I just heard that Tom Avery died, and found this neat story on the following blog:
“For nearly 20 years Jack and Jo Popjes, Canadian missionaries with Wycliffe, tried to learn the music of the Canela people of northeastern Brazil. Jack and Jo could not grasp the subtleties of Canela music. The Canelas showed little interest in writing any new music for themselves. Despite their love of music, the Canelas sang only ancient songs. They did not compose new music. Everyone was content to sing the old songs about ghosts and water monsters, just as their ancestors had done. It would have been easy for the Popjeses to simply translate hymns (using the Canela language and the original European/American music). “But this would have caused problems,” they report. “Hymn translation can perpetuate the false idea that Christianity is a foreign religion.”
Jack and Jo sought help from Dr. Tom Avery, a Wycliffe ethnomusicologist also working in Brazil at the time. Tom did extensive library research on the tribe. He then went with Jack and Jo and recorded Canela music so he could analyze it using a computer program he had written. After making recordings of Canela music Tom transcribed the music note by note, aided by computer-generated graphs of the melodies. Every part of the Canela music system was examined — form, melody, rhythm, scale, and more. He discovered that the intervals between notes of the Canela scale differ from the European scale. Therefore, Canela music cannot be played on a piano, because some of the notes would “fall in the cracks.”
Then Tom Avery and Jack Popjes teamed up to create 23 Canela songs with Christian lyrics, most of which were direct quotations from Scripture. With lyric sheets in hand and a tape recording of themselves singing the songs, Avery and the Popjeses arrived in the main villages. The moment they started playing the tape, the Canelas became very excited. Within minutes, the Canela men started to join in. Soon the women added a high-pitched harmony part. “I just stood there and bawled. It was so perfect,” Jack remembers.
Over the next few nights, hundreds of villagers gathered to learn the new songs. One Canela song leader told the Popjeses, “I never realized we could make up our own songs.” Another Canela told them: “You have been here all these years and gave us writing. Your friend Tom has only been here a little while, and he taught us how to sing to God.” Jack estimates that between 5 and 10 percent of the tribe have now placed their faith in Jesus Christ. New Christians enjoy freedom from the fear of ghosts and evil spirits.
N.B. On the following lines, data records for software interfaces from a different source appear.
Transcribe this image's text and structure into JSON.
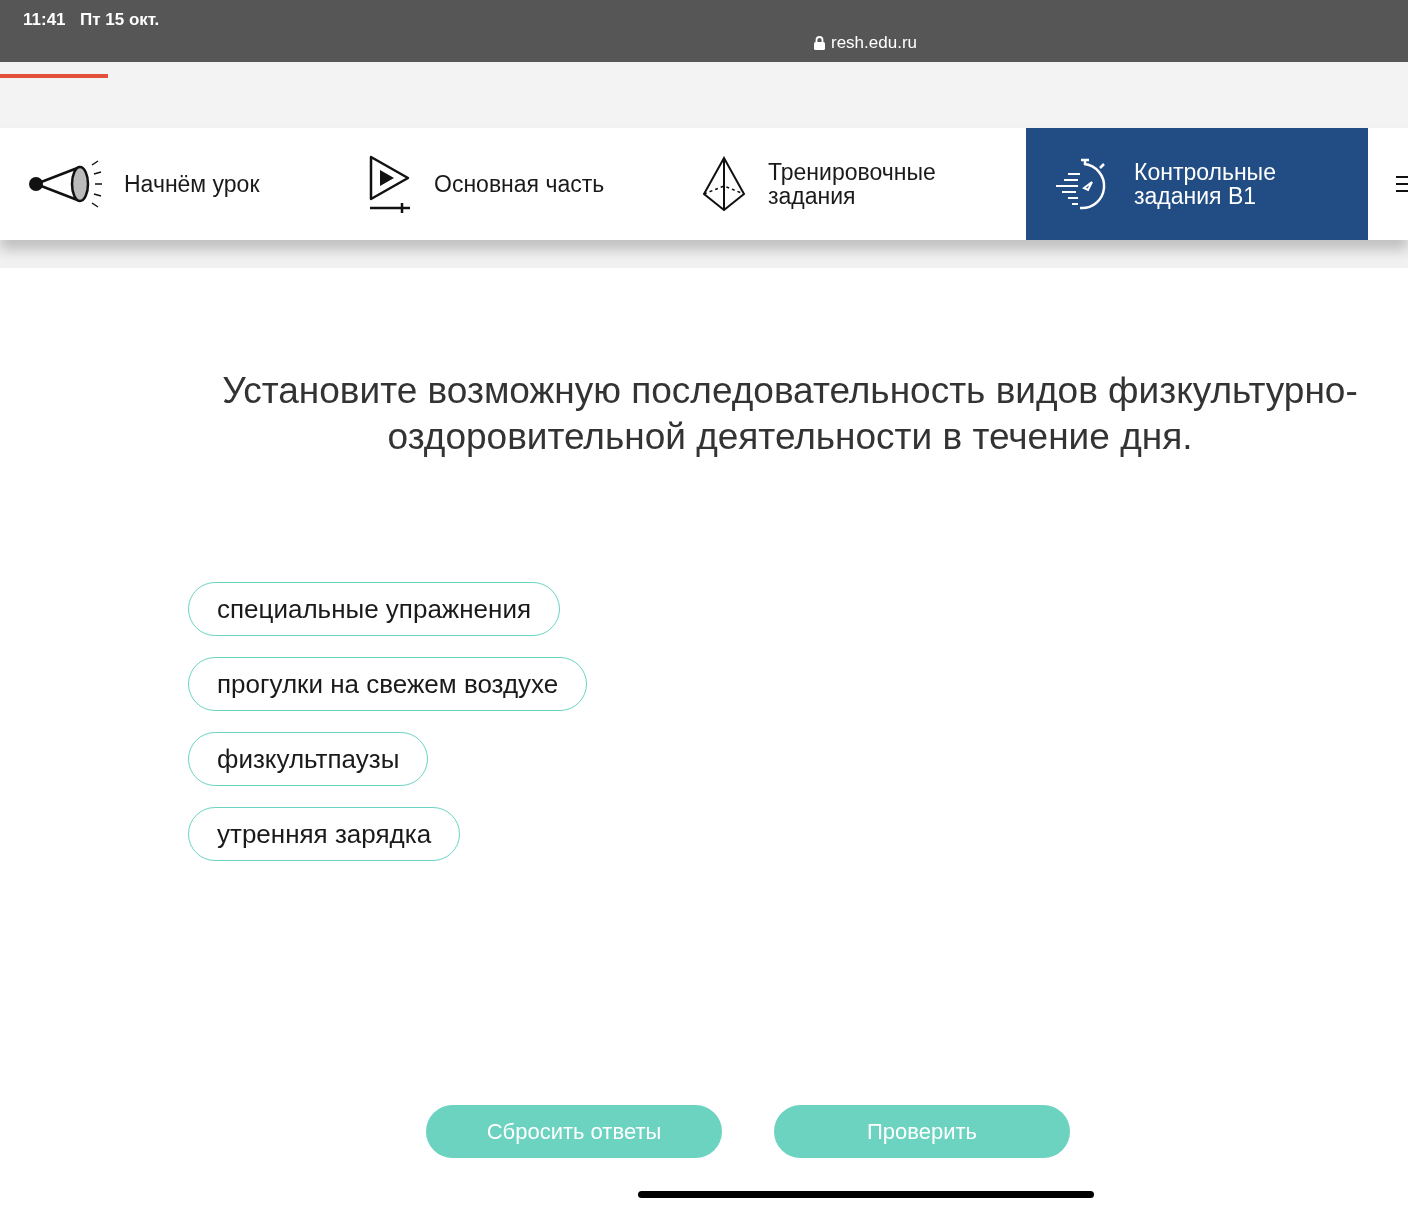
{
  "status_bar": {
    "time": "11:41",
    "date": "Пт 15 окт.",
    "url": "resh.edu.ru"
  },
  "tabs": [
    {
      "kind": "megaphone",
      "label": "Начнём урок",
      "selected": false
    },
    {
      "kind": "play",
      "label": "Основная часть",
      "selected": false
    },
    {
      "kind": "pyramid",
      "label": "Тренировочные задания",
      "selected": false
    },
    {
      "kind": "stopwatch",
      "label": "Контрольные задания В1",
      "selected": true
    }
  ],
  "question": "Установите возможную последовательность видов физкультурно-оздоровительной деятельности в течение дня.",
  "options": [
    "специальные упражнения",
    "прогулки на свежем воздухе",
    "физкультпаузы",
    "утренняя зарядка"
  ],
  "buttons": [
    {
      "label": "Сбросить ответы"
    },
    {
      "label": "Проверить"
    }
  ]
}
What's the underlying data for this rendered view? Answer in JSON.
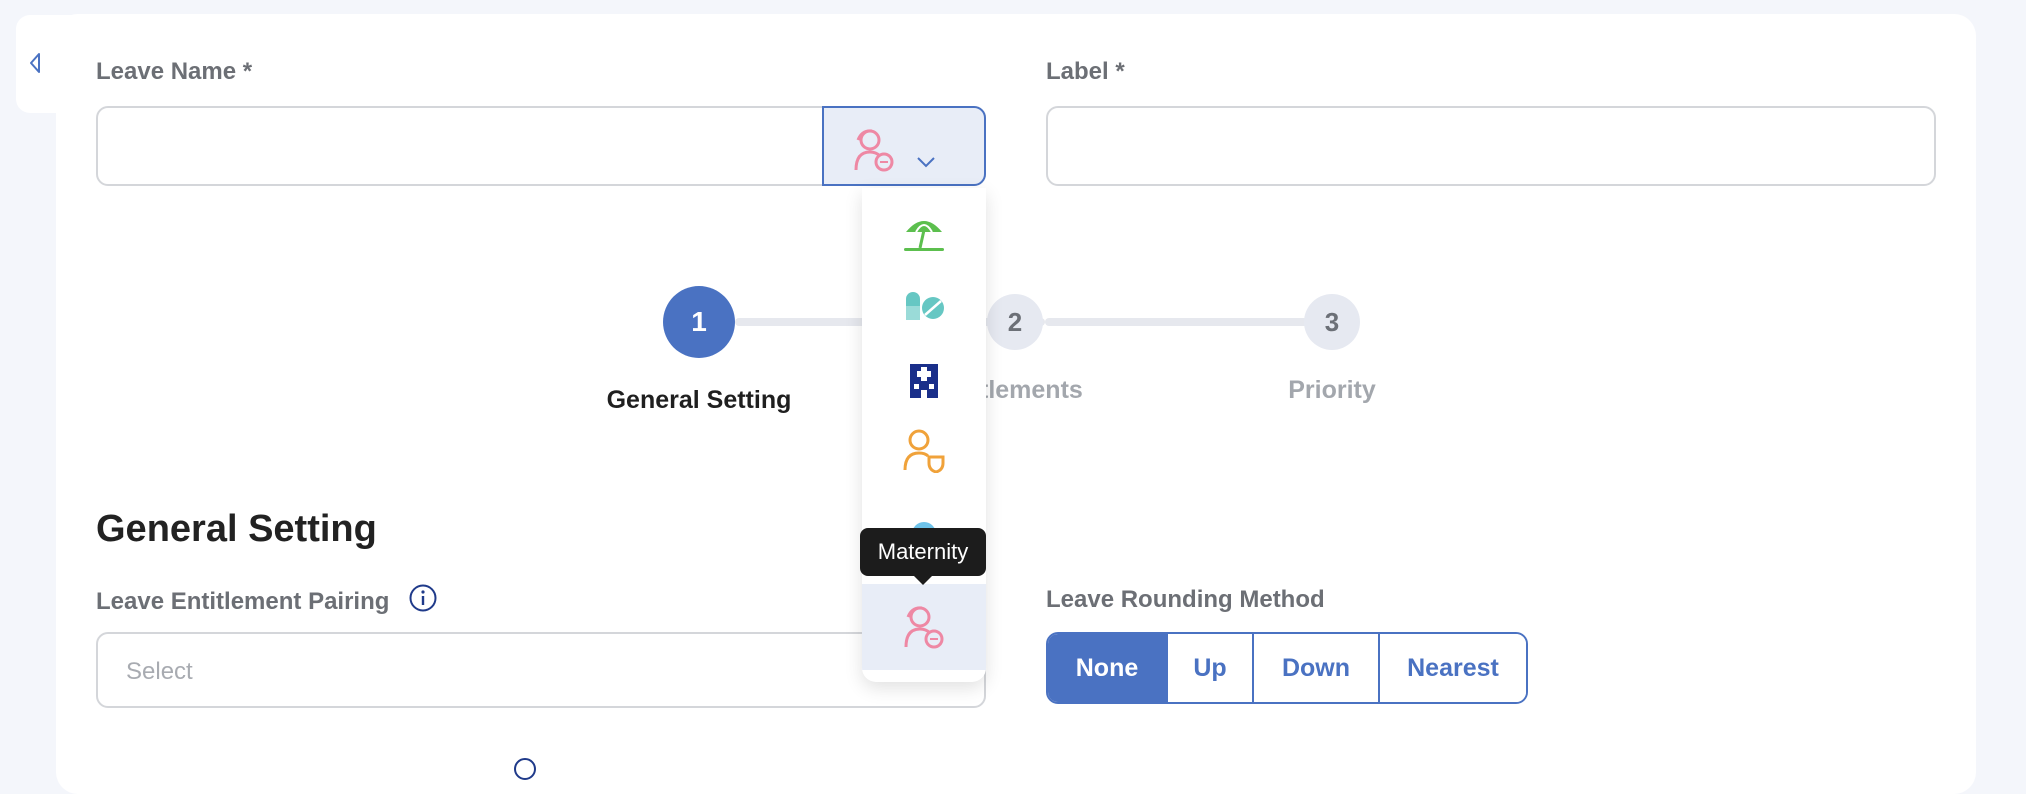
{
  "form": {
    "leave_name_label": "Leave Name",
    "label_label": "Label",
    "required_mark": "*",
    "leave_name_value": "",
    "label_value": ""
  },
  "icon_picker": {
    "selected_icon": "maternity-icon",
    "options": [
      {
        "icon": "beach-umbrella-icon",
        "color": "#5cbf4e"
      },
      {
        "icon": "pills-icon",
        "color": "#66c7c3"
      },
      {
        "icon": "hospital-icon",
        "color": "#1a2f8a"
      },
      {
        "icon": "person-shield-icon",
        "color": "#f0a23a"
      },
      {
        "icon": "blue-circle-icon",
        "color": "#6ec3ea"
      },
      {
        "icon": "maternity-icon",
        "color": "#ee88a4"
      }
    ],
    "tooltip": "Maternity"
  },
  "stepper": {
    "steps": [
      {
        "number": "1",
        "label": "General Setting",
        "state": "active"
      },
      {
        "number": "2",
        "label": "Entitlements",
        "state": "inactive",
        "visible_label": "tlements"
      },
      {
        "number": "3",
        "label": "Priority",
        "state": "inactive"
      }
    ]
  },
  "general_setting": {
    "title": "General Setting",
    "entitlement_pairing_label": "Leave Entitlement Pairing",
    "entitlement_pairing_placeholder": "Select",
    "rounding_label": "Leave Rounding Method",
    "rounding_options": [
      "None",
      "Up",
      "Down",
      "Nearest"
    ],
    "rounding_selected": "None"
  },
  "colors": {
    "accent": "#4a72c2",
    "maternity": "#ee88a4"
  }
}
Looking back on their whole ministry, Jack says providing the songs may have been their most important contribution. “While the Bible translation was essential, the Scripture in those songs did more for them than the Bible translation.” “